(Dataset rows describing interfaces)
•••

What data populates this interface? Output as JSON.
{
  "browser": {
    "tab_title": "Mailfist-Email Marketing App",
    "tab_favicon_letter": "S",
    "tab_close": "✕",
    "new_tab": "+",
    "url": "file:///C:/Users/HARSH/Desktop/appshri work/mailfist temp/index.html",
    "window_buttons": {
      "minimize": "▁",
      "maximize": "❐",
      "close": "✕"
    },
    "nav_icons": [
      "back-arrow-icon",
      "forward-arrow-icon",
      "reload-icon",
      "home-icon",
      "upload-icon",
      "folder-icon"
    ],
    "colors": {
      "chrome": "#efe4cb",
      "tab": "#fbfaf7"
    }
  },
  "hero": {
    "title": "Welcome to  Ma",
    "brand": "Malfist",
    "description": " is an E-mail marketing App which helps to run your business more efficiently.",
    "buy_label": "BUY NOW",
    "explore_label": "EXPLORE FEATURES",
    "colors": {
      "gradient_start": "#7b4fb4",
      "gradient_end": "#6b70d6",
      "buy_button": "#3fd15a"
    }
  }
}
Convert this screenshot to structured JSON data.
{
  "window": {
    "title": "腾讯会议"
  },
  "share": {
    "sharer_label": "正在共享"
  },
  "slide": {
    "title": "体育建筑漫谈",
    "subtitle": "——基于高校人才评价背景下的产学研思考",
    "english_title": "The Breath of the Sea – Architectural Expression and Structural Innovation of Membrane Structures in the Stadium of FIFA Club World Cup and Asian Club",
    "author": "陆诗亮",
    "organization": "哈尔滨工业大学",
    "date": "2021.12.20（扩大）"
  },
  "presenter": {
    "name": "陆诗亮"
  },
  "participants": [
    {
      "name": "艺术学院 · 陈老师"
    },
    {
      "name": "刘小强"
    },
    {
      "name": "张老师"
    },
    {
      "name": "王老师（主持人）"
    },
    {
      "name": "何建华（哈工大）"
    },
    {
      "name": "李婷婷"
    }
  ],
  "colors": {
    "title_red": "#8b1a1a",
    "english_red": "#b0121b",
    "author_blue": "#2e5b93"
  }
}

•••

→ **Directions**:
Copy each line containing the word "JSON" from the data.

→ **Output of the exercise**:
What data populates this interface? Output as JSON.
Convert this screenshot to structured JSON data.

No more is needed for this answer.